- [Task brief]
Search the records below for the word "title". Copy each line where it occurs.

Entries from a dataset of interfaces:
+++

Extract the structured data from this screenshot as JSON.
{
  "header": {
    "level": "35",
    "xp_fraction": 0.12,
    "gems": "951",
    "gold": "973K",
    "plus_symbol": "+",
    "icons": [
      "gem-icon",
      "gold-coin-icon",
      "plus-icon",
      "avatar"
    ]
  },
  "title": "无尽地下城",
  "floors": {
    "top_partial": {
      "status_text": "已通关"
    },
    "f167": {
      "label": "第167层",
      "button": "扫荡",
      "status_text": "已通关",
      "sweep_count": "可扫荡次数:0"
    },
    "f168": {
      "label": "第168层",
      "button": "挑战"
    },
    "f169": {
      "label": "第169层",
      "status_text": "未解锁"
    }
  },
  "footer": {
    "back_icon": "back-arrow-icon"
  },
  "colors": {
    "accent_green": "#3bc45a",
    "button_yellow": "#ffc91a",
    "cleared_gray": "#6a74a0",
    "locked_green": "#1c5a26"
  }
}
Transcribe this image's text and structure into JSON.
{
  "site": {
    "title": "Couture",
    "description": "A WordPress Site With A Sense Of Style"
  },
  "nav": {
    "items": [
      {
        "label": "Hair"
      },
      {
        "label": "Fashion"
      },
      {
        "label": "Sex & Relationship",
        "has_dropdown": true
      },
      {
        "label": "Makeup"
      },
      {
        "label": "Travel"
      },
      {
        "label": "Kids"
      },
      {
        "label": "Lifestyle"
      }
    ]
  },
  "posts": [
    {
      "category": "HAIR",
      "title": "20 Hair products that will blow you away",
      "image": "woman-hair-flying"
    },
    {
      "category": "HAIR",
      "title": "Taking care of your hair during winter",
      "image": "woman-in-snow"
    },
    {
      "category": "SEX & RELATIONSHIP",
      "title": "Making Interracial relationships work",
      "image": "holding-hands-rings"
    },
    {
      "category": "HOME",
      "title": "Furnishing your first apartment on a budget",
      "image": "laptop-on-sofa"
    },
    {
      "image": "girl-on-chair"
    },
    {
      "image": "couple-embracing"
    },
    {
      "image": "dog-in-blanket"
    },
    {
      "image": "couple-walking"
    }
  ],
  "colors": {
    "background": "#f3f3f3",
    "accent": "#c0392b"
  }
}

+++

- [Expected answer]
  "title": "无尽地下城",
    "title": "Couture",
      "title": "20 Hair products that will blow you away",
      "title": "Taking care of your hair during winter",
      "title": "Making Interracial relationships work",
      "title": "Furnishing your first apartment on a budget",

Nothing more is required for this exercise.